→ Task brief
Print out each entry below exactly; do not carry over any image.

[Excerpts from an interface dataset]

####################

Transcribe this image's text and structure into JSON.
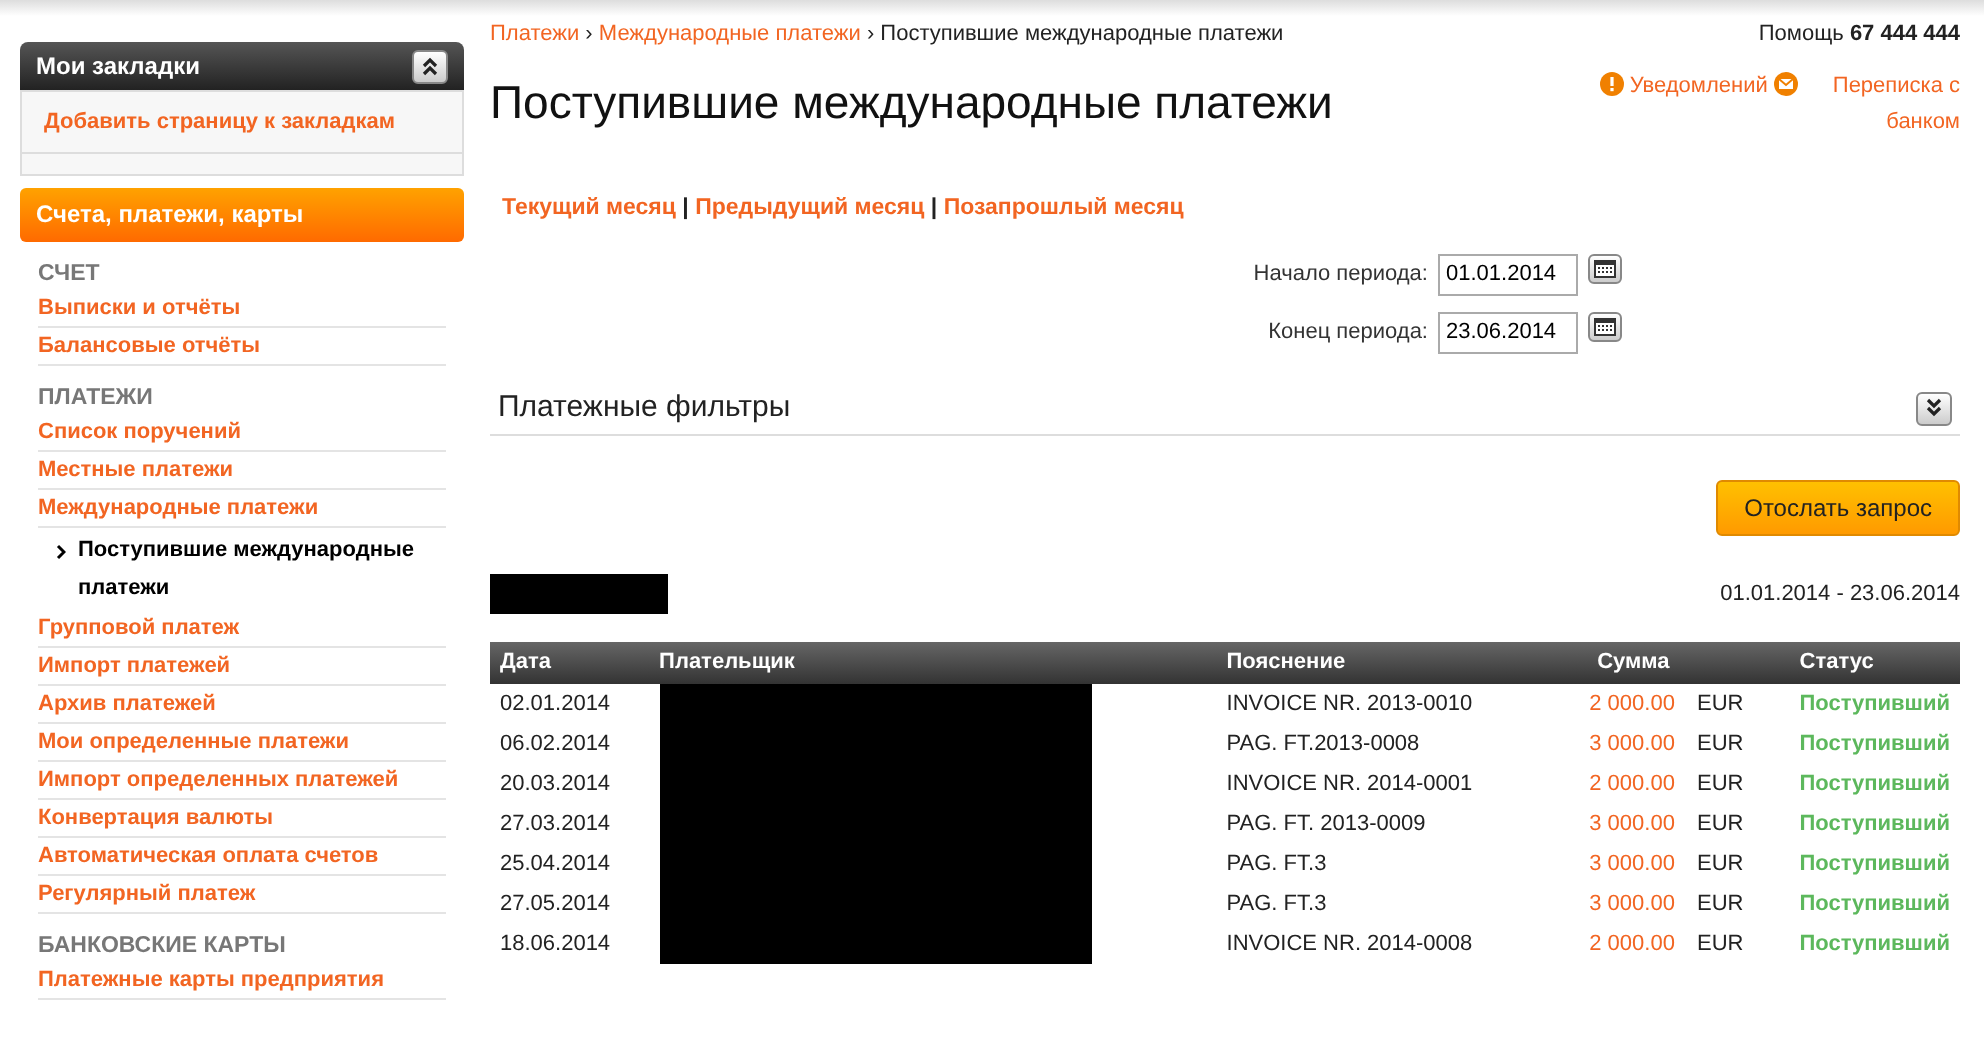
{
  "bookmarks": {
    "title": "Мои закладки",
    "expanded": true,
    "add_link": "Добавить страницу к закладкам"
  },
  "menu_header": "Счета, платежи, карты",
  "sidebar": [
    {
      "kind": "section",
      "label": "СЧЕТ"
    },
    {
      "kind": "link",
      "label": "Выписки и отчёты",
      "selected": false
    },
    {
      "kind": "link",
      "label": "Балансовые отчёты",
      "selected": false
    },
    {
      "kind": "section",
      "label": "ПЛАТЕЖИ"
    },
    {
      "kind": "link",
      "label": "Список поручений",
      "selected": false
    },
    {
      "kind": "link",
      "label": "Местные платежи",
      "selected": false
    },
    {
      "kind": "link",
      "label": "Международные платежи",
      "selected": false,
      "children": [
        {
          "label": "Поступившие международные платежи",
          "selected": true
        }
      ]
    },
    {
      "kind": "link",
      "label": "Групповой платеж",
      "selected": false
    },
    {
      "kind": "link",
      "label": "Импорт платежей",
      "selected": false
    },
    {
      "kind": "link",
      "label": "Архив платежей",
      "selected": false
    },
    {
      "kind": "link",
      "label": "Мои определенные платежи",
      "selected": false
    },
    {
      "kind": "link",
      "label": "Импорт определенных платежей",
      "selected": false
    },
    {
      "kind": "link",
      "label": "Конвертация валюты",
      "selected": false
    },
    {
      "kind": "link",
      "label": "Автоматическая оплата счетов",
      "selected": false
    },
    {
      "kind": "link",
      "label": "Регулярный платеж",
      "selected": false
    },
    {
      "kind": "section",
      "label": "БАНКОВСКИЕ КАРТЫ"
    },
    {
      "kind": "link",
      "label": "Платежные карты предприятия",
      "selected": false
    }
  ],
  "breadcrumbs": [
    "Платежи",
    "Международные платежи",
    "Поступившие международные платежи"
  ],
  "breadcrumb_separator": "›",
  "period_separator": "|",
  "help": {
    "label": "Помощь",
    "phone": "67 444 444"
  },
  "notifications": "Уведомлений",
  "messages": "Переписка с банком",
  "page_title": "Поступившие международные платежи",
  "periods": [
    "Текущий месяц",
    "Предыдущий месяц",
    "Позапрошлый месяц"
  ],
  "start": {
    "label": "Начало периода:",
    "value": "01.01.2014"
  },
  "end": {
    "label": "Конец периода:",
    "value": "23.06.2014"
  },
  "filters": {
    "title": "Платежные фильтры",
    "expanded": false
  },
  "submit": "Отослать запрос",
  "range": "01.01.2014 - 23.06.2014",
  "table": {
    "columns": [
      "Дата",
      "Плательщик",
      "Пояснение",
      "Сумма",
      "Статус"
    ],
    "rows": [
      {
        "date": "02.01.2014",
        "note": "INVOICE NR. 2013-0010",
        "amount": "2 000.00",
        "currency": "EUR",
        "status": "Поступивший"
      },
      {
        "date": "06.02.2014",
        "note": "PAG. FT.2013-0008",
        "amount": "3 000.00",
        "currency": "EUR",
        "status": "Поступивший"
      },
      {
        "date": "20.03.2014",
        "note": "INVOICE NR. 2014-0001",
        "amount": "2 000.00",
        "currency": "EUR",
        "status": "Поступивший"
      },
      {
        "date": "27.03.2014",
        "note": "PAG. FT. 2013-0009",
        "amount": "3 000.00",
        "currency": "EUR",
        "status": "Поступивший"
      },
      {
        "date": "25.04.2014",
        "note": "PAG. FT.3",
        "amount": "3 000.00",
        "currency": "EUR",
        "status": "Поступивший"
      },
      {
        "date": "27.05.2014",
        "note": "PAG. FT.3",
        "amount": "3 000.00",
        "currency": "EUR",
        "status": "Поступивший"
      },
      {
        "date": "18.06.2014",
        "note": "INVOICE NR. 2014-0008",
        "amount": "2 000.00",
        "currency": "EUR",
        "status": "Поступивший"
      }
    ]
  }
}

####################

→ Your solution
Transcribe this image's text and structure into JSON.
{
  "bookmarks": {
    "title": "Мои закладки",
    "expanded": true,
    "add_link": "Добавить страницу к закладкам"
  },
  "menu_header": "Счета, платежи, карты",
  "sidebar": [
    {
      "kind": "section",
      "label": "СЧЕТ"
    },
    {
      "kind": "link",
      "label": "Выписки и отчёты",
      "selected": false
    },
    {
      "kind": "link",
      "label": "Балансовые отчёты",
      "selected": false
    },
    {
      "kind": "section",
      "label": "ПЛАТЕЖИ"
    },
    {
      "kind": "link",
      "label": "Список поручений",
      "selected": false
    },
    {
      "kind": "link",
      "label": "Местные платежи",
      "selected": false
    },
    {
      "kind": "link",
      "label": "Международные платежи",
      "selected": false,
      "children": [
        {
          "label": "Поступившие международные платежи",
          "selected": true
        }
      ]
    },
    {
      "kind": "link",
      "label": "Групповой платеж",
      "selected": false
    },
    {
      "kind": "link",
      "label": "Импорт платежей",
      "selected": false
    },
    {
      "kind": "link",
      "label": "Архив платежей",
      "selected": false
    },
    {
      "kind": "link",
      "label": "Мои определенные платежи",
      "selected": false
    },
    {
      "kind": "link",
      "label": "Импорт определенных платежей",
      "selected": false
    },
    {
      "kind": "link",
      "label": "Конвертация валюты",
      "selected": false
    },
    {
      "kind": "link",
      "label": "Автоматическая оплата счетов",
      "selected": false
    },
    {
      "kind": "link",
      "label": "Регулярный платеж",
      "selected": false
    },
    {
      "kind": "section",
      "label": "БАНКОВСКИЕ КАРТЫ"
    },
    {
      "kind": "link",
      "label": "Платежные карты предприятия",
      "selected": false
    }
  ],
  "breadcrumbs": [
    "Платежи",
    "Международные платежи",
    "Поступившие международные платежи"
  ],
  "breadcrumb_separator": "›",
  "period_separator": "|",
  "help": {
    "label": "Помощь",
    "phone": "67 444 444"
  },
  "notifications": "Уведомлений",
  "messages": "Переписка с банком",
  "page_title": "Поступившие международные платежи",
  "periods": [
    "Текущий месяц",
    "Предыдущий месяц",
    "Позапрошлый месяц"
  ],
  "start": {
    "label": "Начало периода:",
    "value": "01.01.2014"
  },
  "end": {
    "label": "Конец периода:",
    "value": "23.06.2014"
  },
  "filters": {
    "title": "Платежные фильтры",
    "expanded": false
  },
  "submit": "Отослать запрос",
  "range": "01.01.2014 - 23.06.2014",
  "table": {
    "columns": [
      "Дата",
      "Плательщик",
      "Пояснение",
      "Сумма",
      "Статус"
    ],
    "rows": [
      {
        "date": "02.01.2014",
        "note": "INVOICE NR. 2013-0010",
        "amount": "2 000.00",
        "currency": "EUR",
        "status": "Поступивший"
      },
      {
        "date": "06.02.2014",
        "note": "PAG. FT.2013-0008",
        "amount": "3 000.00",
        "currency": "EUR",
        "status": "Поступивший"
      },
      {
        "date": "20.03.2014",
        "note": "INVOICE NR. 2014-0001",
        "amount": "2 000.00",
        "currency": "EUR",
        "status": "Поступивший"
      },
      {
        "date": "27.03.2014",
        "note": "PAG. FT. 2013-0009",
        "amount": "3 000.00",
        "currency": "EUR",
        "status": "Поступивший"
      },
      {
        "date": "25.04.2014",
        "note": "PAG. FT.3",
        "amount": "3 000.00",
        "currency": "EUR",
        "status": "Поступивший"
      },
      {
        "date": "27.05.2014",
        "note": "PAG. FT.3",
        "amount": "3 000.00",
        "currency": "EUR",
        "status": "Поступивший"
      },
      {
        "date": "18.06.2014",
        "note": "INVOICE NR. 2014-0008",
        "amount": "2 000.00",
        "currency": "EUR",
        "status": "Поступивший"
      }
    ]
  }
}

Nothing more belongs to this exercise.